    If you are duplicating data that does not affect the outcome of the test, then you move it out of the test method so we say to the reader “the value you do not see do not affect the outcome values” – XUnit Testing Patterns

  • http://joshribakoff.com Josh Ribakoff

    You should also factor out duplication into creation methods that accept as parameters, values that are relevant to the outcome of that particular test.

  • http://joshribakoff.com Josh Ribakoff

    Take for example

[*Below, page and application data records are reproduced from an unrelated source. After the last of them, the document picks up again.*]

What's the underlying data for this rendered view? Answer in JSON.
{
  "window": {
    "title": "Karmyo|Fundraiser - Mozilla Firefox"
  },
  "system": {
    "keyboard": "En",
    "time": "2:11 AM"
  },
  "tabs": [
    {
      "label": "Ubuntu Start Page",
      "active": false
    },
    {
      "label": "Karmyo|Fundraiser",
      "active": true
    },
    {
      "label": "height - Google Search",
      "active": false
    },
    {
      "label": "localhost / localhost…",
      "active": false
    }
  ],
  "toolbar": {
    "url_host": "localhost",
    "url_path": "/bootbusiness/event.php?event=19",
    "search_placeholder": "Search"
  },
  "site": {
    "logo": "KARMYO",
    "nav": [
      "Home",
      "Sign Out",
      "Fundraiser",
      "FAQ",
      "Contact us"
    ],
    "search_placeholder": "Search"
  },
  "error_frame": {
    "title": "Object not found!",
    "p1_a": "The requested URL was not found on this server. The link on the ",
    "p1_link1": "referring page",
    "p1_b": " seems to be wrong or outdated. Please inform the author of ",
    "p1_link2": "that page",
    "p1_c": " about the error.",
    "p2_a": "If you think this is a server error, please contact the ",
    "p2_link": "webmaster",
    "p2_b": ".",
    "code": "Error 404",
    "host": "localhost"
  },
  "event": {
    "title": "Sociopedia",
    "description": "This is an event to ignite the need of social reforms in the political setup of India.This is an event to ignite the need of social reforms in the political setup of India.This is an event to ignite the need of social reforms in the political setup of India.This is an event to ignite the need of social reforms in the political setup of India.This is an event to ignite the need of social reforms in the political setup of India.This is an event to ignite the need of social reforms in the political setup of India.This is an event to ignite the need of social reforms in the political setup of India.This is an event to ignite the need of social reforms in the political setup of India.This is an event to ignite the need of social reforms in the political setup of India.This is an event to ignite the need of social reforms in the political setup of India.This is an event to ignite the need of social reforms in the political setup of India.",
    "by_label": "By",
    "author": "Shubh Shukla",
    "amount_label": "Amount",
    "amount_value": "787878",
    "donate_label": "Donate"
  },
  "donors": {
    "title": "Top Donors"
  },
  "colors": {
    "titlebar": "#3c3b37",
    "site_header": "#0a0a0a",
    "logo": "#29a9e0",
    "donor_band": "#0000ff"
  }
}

    [code]
    function testListAll()
    {
    $this->createMMY();
    $test1_id = $this->insertModel( $this->make_id, 'Y' );
    $test2_id = $this->insertModel( $this->make_id, 'Z' );
    $model = $this->findModelById( $this->model_id );
    $expected = array();
    $expected[0] = $this->findModelById( $this->model_id );
    $expected[1] = $this->findModelById( $test1_id );
    $expected[2] = $this->findModelById( $test2_id );
    $this->assertEquals( $expected, $model->listAll(), 'should return exactly the right items, in alphabetical order, and nothing more' );
    }
    [/code]

    Becomes…

    [code]
    function testListAll()
    {
    // fixture
    list( $inserted_id1, $inserted_id2 ) = $this->createMMYWithAddtModels();
    // SUT
    $model = $this->findModelById( $this->model_id );
    // verify!
    $expected = $this->getEntities( $this->model_id, $inserted_id1, $inserted_id2 );
    $this->assertEquals( $expected, $model->listAll(), 'should return exactly the right items, in alphabetical order, and nothing more' );
    }
    [/code]

  • http://www.markhneedham.com Mark Needham

    That seems fine to me – it’s still possible to understand what’s going on in the test just from reading it and you haven’t pulled out too much of the test into other methods.